#### Task brief:
Using the data below, copy each line that includes the word "Shared".

#### Task material:
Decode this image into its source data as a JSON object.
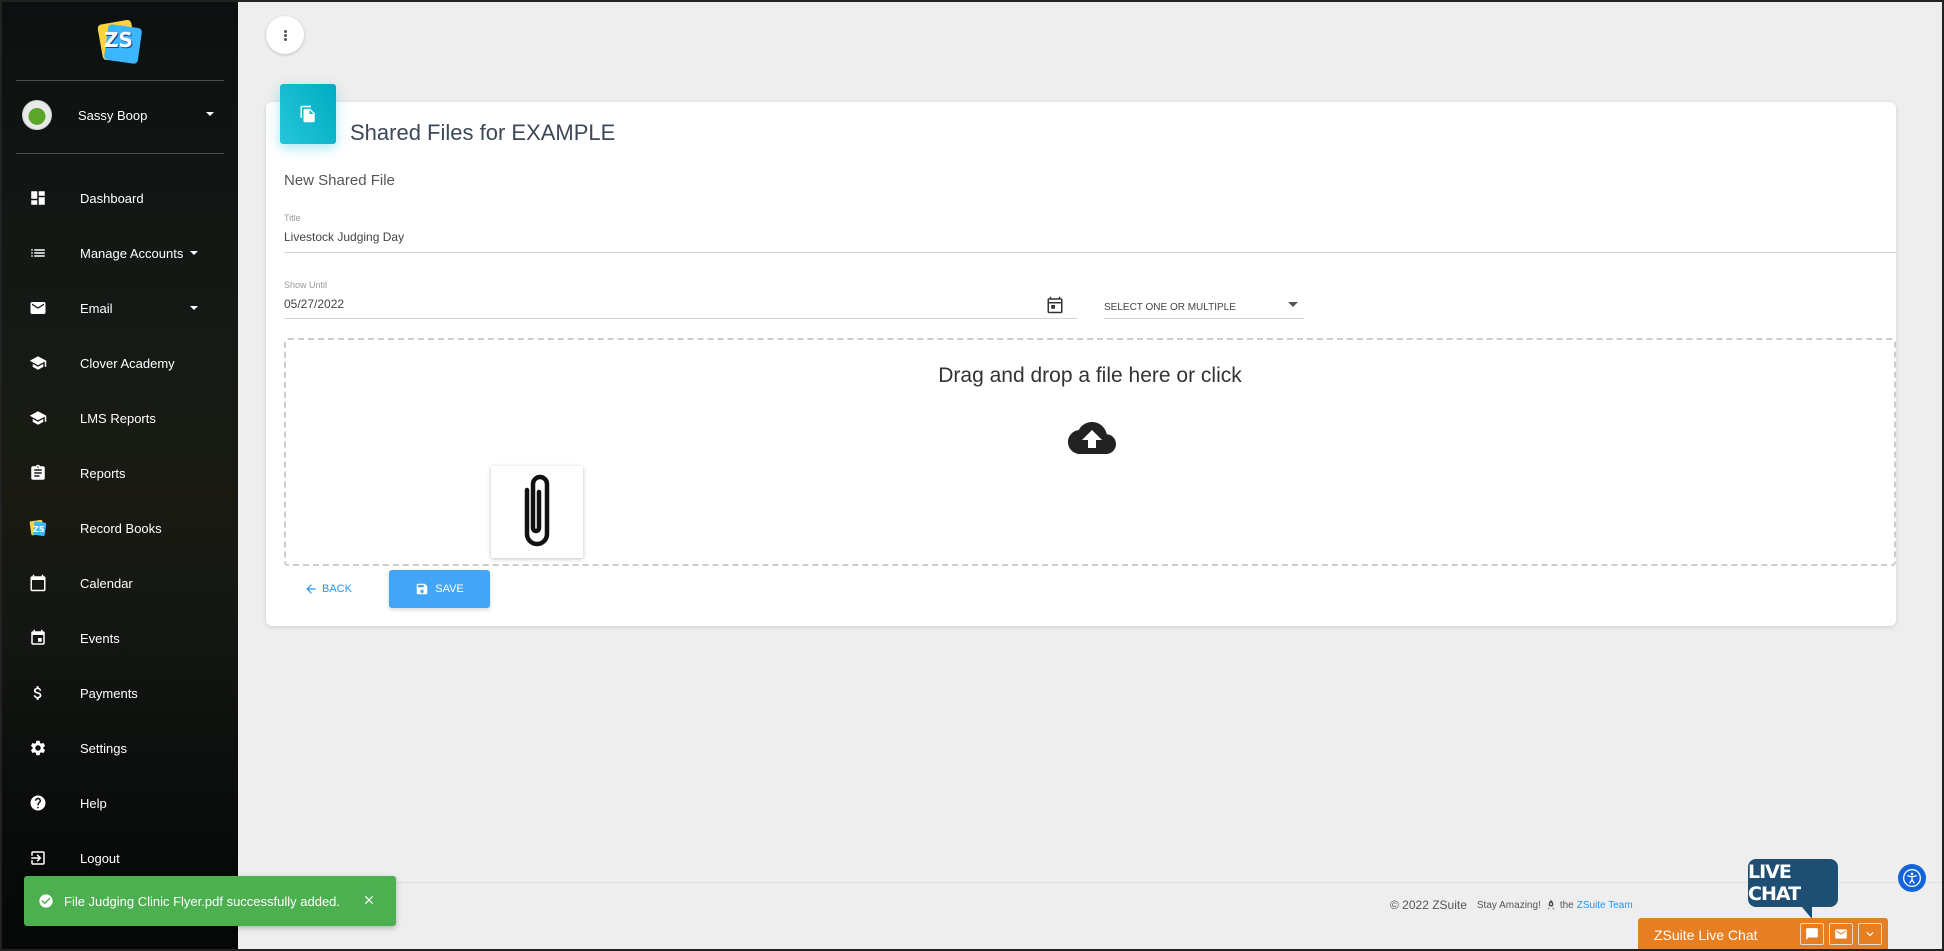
{
  "sidebar": {
    "logo_text": "ZS",
    "user": {
      "name": "Sassy Boop"
    },
    "items": [
      {
        "label": "Dashboard",
        "icon": "dashboard-icon",
        "has_caret": false
      },
      {
        "label": "Manage Accounts",
        "icon": "list-icon",
        "has_caret": true
      },
      {
        "label": "Email",
        "icon": "email-icon",
        "has_caret": true
      },
      {
        "label": "Clover Academy",
        "icon": "school-icon",
        "has_caret": false
      },
      {
        "label": "LMS Reports",
        "icon": "school-icon",
        "has_caret": false
      },
      {
        "label": "Reports",
        "icon": "clipboard-icon",
        "has_caret": false
      },
      {
        "label": "Record Books",
        "icon": "zsuite-logo-icon",
        "has_caret": false
      },
      {
        "label": "Calendar",
        "icon": "calendar-icon",
        "has_caret": false
      },
      {
        "label": "Events",
        "icon": "event-icon",
        "has_caret": false
      },
      {
        "label": "Payments",
        "icon": "dollar-icon",
        "has_caret": false
      },
      {
        "label": "Settings",
        "icon": "gear-icon",
        "has_caret": false
      },
      {
        "label": "Help",
        "icon": "help-icon",
        "has_caret": false
      },
      {
        "label": "Logout",
        "icon": "logout-icon",
        "has_caret": false
      }
    ]
  },
  "card": {
    "title": "Shared Files for EXAMPLE",
    "section_title": "New Shared File",
    "title_field": {
      "label": "Title",
      "value": "Livestock Judging Day"
    },
    "show_until": {
      "label": "Show Until",
      "value": "05/27/2022"
    },
    "select": {
      "placeholder": "SELECT ONE OR MULTIPLE"
    },
    "dropzone": {
      "text": "Drag and drop a file here or click"
    },
    "back_label": "BACK",
    "save_label": "SAVE"
  },
  "footer": {
    "copyright": "© 2022 ZSuite",
    "tagline": "Stay Amazing!",
    "the": "the",
    "team_link": "ZSuite Team"
  },
  "toast": {
    "message": "File Judging Clinic Flyer.pdf successfully added."
  },
  "live_chat": {
    "bubble_text": "LIVE CHAT",
    "bar_label": "ZSuite Live Chat"
  },
  "colors": {
    "accent_cyan": "#00acc1",
    "save_blue": "#42a5f5",
    "toast_green": "#4caf50",
    "chat_orange": "#e67e22",
    "chat_bubble": "#1e4f73"
  }
}
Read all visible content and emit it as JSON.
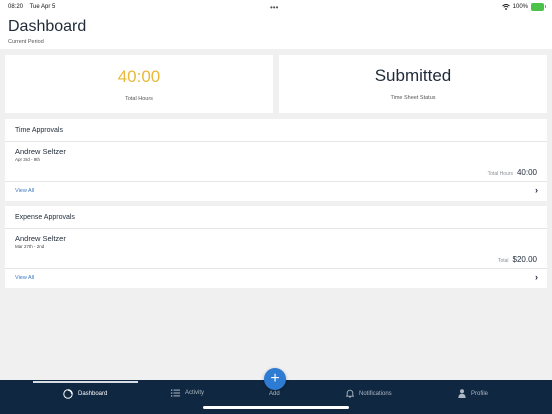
{
  "status_bar": {
    "time": "08:20",
    "date": "Tue Apr 5",
    "battery": "100%"
  },
  "header": {
    "title": "Dashboard",
    "subtitle": "Current Period"
  },
  "summary": {
    "hours": {
      "value": "40:00",
      "label": "Total Hours"
    },
    "status": {
      "value": "Submitted",
      "label": "Time Sheet Status"
    }
  },
  "time_approvals": {
    "title": "Time Approvals",
    "item": {
      "name": "Andrew Seltzer",
      "dates": "Apr 3rd - 9th",
      "amount_label": "Total Hours",
      "amount_value": "40:00"
    },
    "view_all": "View All"
  },
  "expense_approvals": {
    "title": "Expense Approvals",
    "item": {
      "name": "Andrew Seltzer",
      "dates": "Mar 27th - 2nd",
      "amount_label": "Total",
      "amount_value": "$20.00"
    },
    "view_all": "View All"
  },
  "tabs": {
    "dashboard": "Dashboard",
    "activity": "Activity",
    "add": "Add",
    "notifications": "Notifications",
    "profile": "Profile"
  },
  "colors": {
    "accent_hours": "#e8b93a",
    "tab_bar": "#0f2740",
    "fab": "#2d7bd2",
    "link": "#3a78c2"
  }
}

#### Solution to this task:
    "title": "Shared Files for EXAMPLE",
    "section_title": "New Shared File",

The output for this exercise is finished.